March 11, 2020 / 9:24 PM / 19 days ago

False claim: Military tanks are deployed amid prison riots triggered by coronavirus measures in Italy

Multiple posts on social media (Twitter here ; YouTube here ; and Facebook here ) make the claim that military tanks have been deployed in response to a wave of prison riots triggered by measures imposed to contain the coronavirus. Some posts claim these tanks were seen in the city of Foggia, Italy.

The posts are accompanied by videos that show at least half a dozen tanks and military vehicles being driven through city streets while onlookers note the military presence with surprise and some can be heard saying “war is breaking out”.

The claims that the tanks were in response to prison riots or set in Foggia are false. The videos do not show the streets of Foggia, but rather the streets of Palermo, on the Italian island of Sicily, nearly 500 miles away. Prison riots did happen in Palermo and Foggia among other places in Italy, but the tanks were not deployed in response to this.

One video ( here ) shows tanks at the intersection of Via Francesco Crispi and the XIII Vittime Piazza, in Palermo ( bit.ly/2U0DaKv ).

Another video ( here ) shows tanks at the intersection of Highway 113 and Molo Santa Lucia, also in Palermo ( bit.ly/3cMIs5f ).

Both videos were shot in proximity to the port in the Sicilian city of Palermo.

Local media reports here and here state that the presence of the military tanks in Palermo was not a response to prison riots, but simply the return of military personnel from a recent simulation exercise on the island of Sardinia. Reuters attempted to reach the Italian military to confirm this information, but nobody was available to give a response.

Reuters reported seven prisoners died in Italy as riots spread through crowded jails over measures imposed to contain the coronavirus. Inmates, many angered by restrictions on family visits, went on the rampage and started fires from Sunday into Monday, March 9, authorities said. In one prison, inmates took guards hostage and in another some escaped. By Monday afternoon, violence that started at the heart of the coronavirus outbreak in northern Italy had spread south, hitting more than 25 penitentiaries nationwide. Read more about this here .

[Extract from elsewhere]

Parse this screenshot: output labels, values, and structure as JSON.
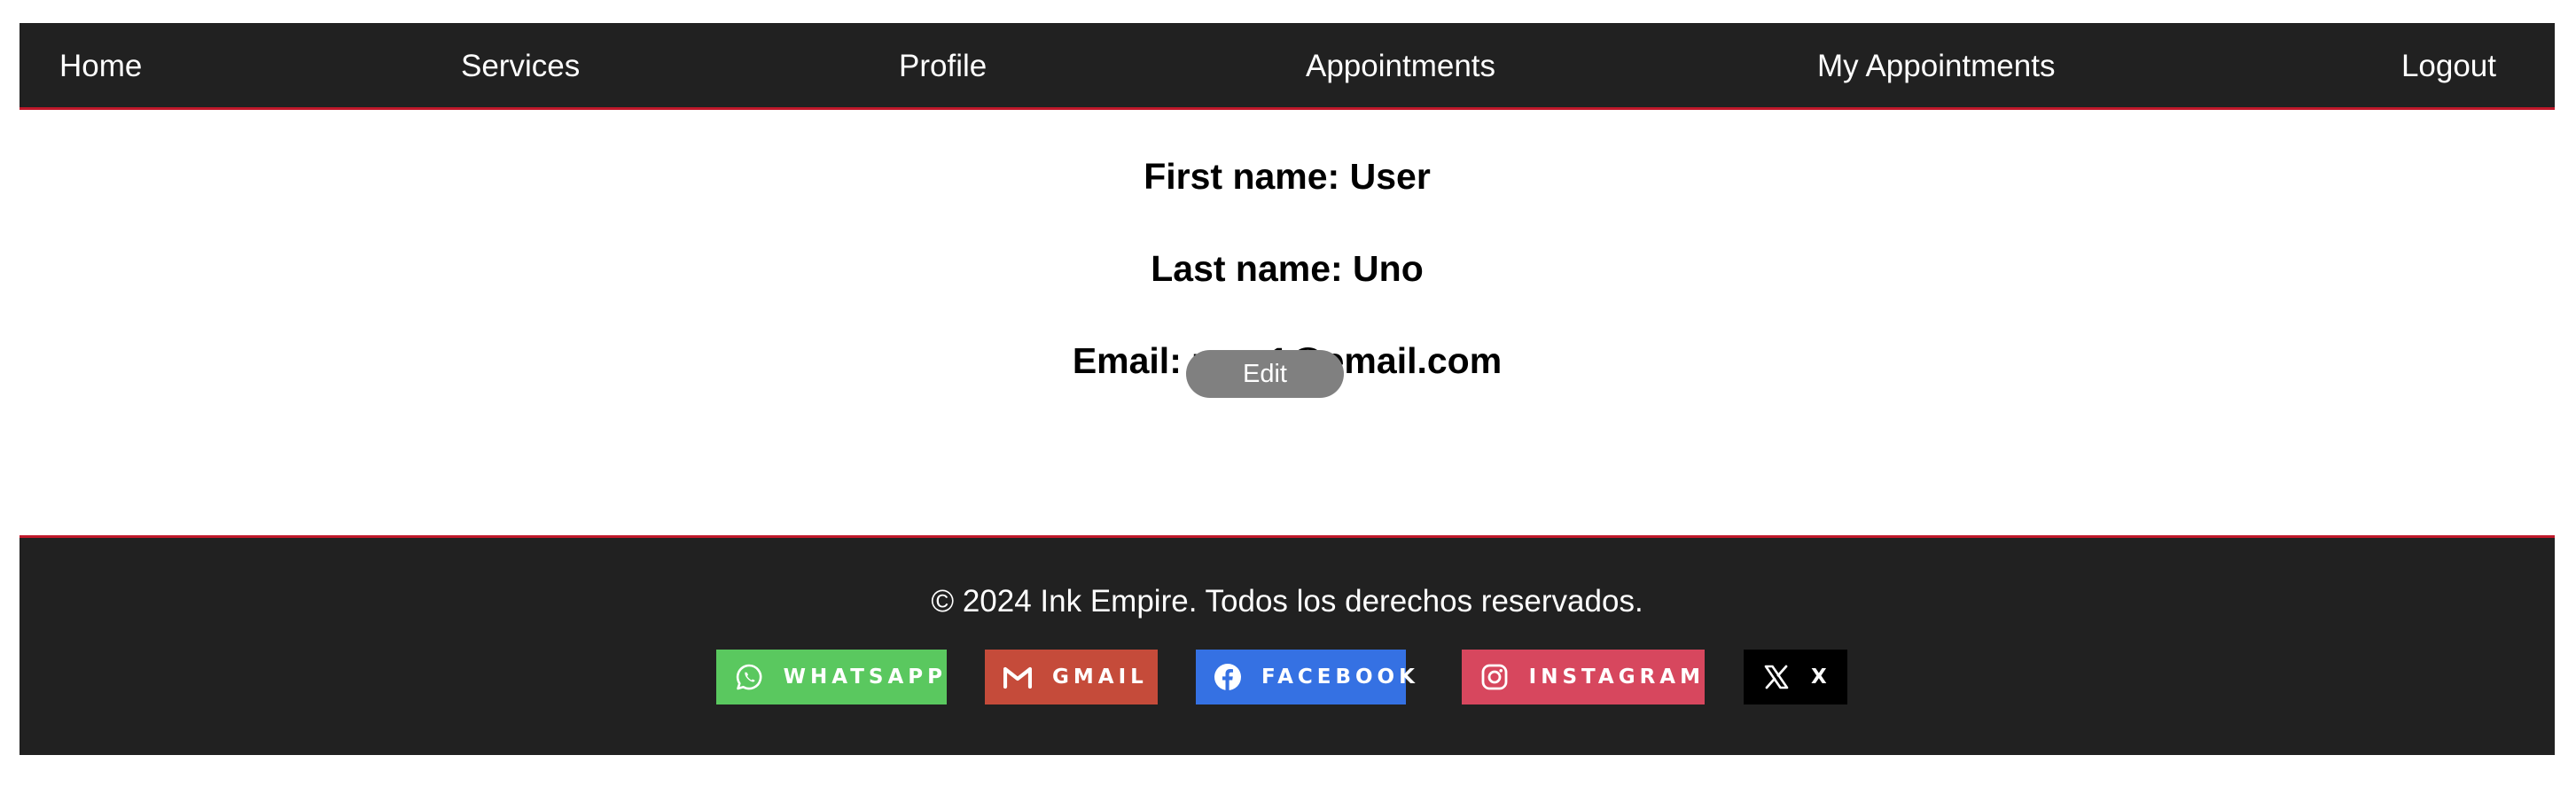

Palermo was among the southern cities to be hit by these prison riots by Monday (mentioned in local media reports here and here ).

In the southern city of Foggia, 50 inmates managed to escape. A majority were rapidly recaptured, but by nightfall nine prisoners were still missing ( here ).

The carabinieri, or military police, were sent to control the situation, but there is no evidence that military tanks were deployed to assist.

To combat the spread of the coronavirus, Italy recently imposed a nationwide lockdown that has closed shops and restaurants, canceled hundreds of flights, and emptied streets. The government has told all Italians to stay home and avoid all non-essential travel until April 3. Read more on this here .

The latest report from Italian health authorities as of March 10, 2020 has the number of confirmed cases at 8,514 and 631 deaths ( here ).

The military tanks seen in videos posted on social media were reported by local media to be on a scheduled exercise in the city of Palermo, located in the southern island region of Sicily. Some posts mistakenly locate the tanks to have been in Foggia, a city in the southern region of Puglia. Prison riots have been taking place in Italy in response to coronavirus measures, but they are unrelated to these military tanks.

VERDICT

False: Military tanks in Italy were seen in Palermo, not Foggia. They were not deployed to intervene against prison riots, but were on a pre-planned route.

0 : 0
  • narrow-browser-and-phone
  • medium-browser-and-portrait-tablet
  • landscape-tablet
  • medium-wide-browser
  • wide-browser-and-larger
  • medium-browser-and-landscape-tablet
  • medium-wide-browser-and-larger
  • above-phone
  • portrait-tablet-and-above
  • above-portrait-tablet
  • landscape-tablet-and-above
  • landscape-tablet-and-medium-wide-browser
  • portrait-tablet-and-below
  • landscape-tablet-and-below